§ YOUR ASSIGNMENT:
Please give the listing again, word for word, with nothing left out.
[DATASET RECORDS]
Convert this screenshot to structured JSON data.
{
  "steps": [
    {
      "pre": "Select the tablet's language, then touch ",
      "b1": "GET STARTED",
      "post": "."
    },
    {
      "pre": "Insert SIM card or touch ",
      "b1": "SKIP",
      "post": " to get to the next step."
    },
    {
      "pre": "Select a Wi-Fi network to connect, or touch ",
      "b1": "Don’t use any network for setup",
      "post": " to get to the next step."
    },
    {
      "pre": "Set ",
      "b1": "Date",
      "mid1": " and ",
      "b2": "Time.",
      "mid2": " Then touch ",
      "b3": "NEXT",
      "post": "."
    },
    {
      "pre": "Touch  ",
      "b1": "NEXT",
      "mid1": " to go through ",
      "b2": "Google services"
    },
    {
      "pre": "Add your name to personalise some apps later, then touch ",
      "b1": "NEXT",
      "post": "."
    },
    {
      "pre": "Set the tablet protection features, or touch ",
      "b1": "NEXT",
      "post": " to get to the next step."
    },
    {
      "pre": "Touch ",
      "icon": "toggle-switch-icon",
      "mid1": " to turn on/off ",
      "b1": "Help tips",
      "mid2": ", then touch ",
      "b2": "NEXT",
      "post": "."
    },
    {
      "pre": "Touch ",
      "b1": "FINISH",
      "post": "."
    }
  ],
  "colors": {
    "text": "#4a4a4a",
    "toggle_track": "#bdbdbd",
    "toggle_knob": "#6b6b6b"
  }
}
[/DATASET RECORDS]
§ ANSWER TO THIS EXERCISE:
Convert this screenshot to structured JSON data.
{
  "steps": [
    {
      "pre": "Select the tablet's language, then touch ",
      "b1": "GET STARTED",
      "post": "."
    },
    {
      "pre": "Insert SIM card or touch ",
      "b1": "SKIP",
      "post": " to get to the next step."
    },
    {
      "pre": "Select a Wi-Fi network to connect, or touch ",
      "b1": "Don’t use any network for setup",
      "post": " to get to the next step."
    },
    {
      "pre": "Set ",
      "b1": "Date",
      "mid1": " and ",
      "b2": "Time.",
      "mid2": " Then touch ",
      "b3": "NEXT",
      "post": "."
    },
    {
      "pre": "Touch  ",
      "b1": "NEXT",
      "mid1": " to go through ",
      "b2": "Google services"
    },
    {
      "pre": "Add your name to personalise some apps later, then touch ",
      "b1": "NEXT",
      "post": "."
    },
    {
      "pre": "Set the tablet protection features, or touch ",
      "b1": "NEXT",
      "post": " to get to the next step."
    },
    {
      "pre": "Touch ",
      "icon": "toggle-switch-icon",
      "mid1": " to turn on/off ",
      "b1": "Help tips",
      "mid2": ", then touch ",
      "b2": "NEXT",
      "post": "."
    },
    {
      "pre": "Touch ",
      "b1": "FINISH",
      "post": "."
    }
  ],
  "colors": {
    "text": "#4a4a4a",
    "toggle_track": "#bdbdbd",
    "toggle_knob": "#6b6b6b"
  }
}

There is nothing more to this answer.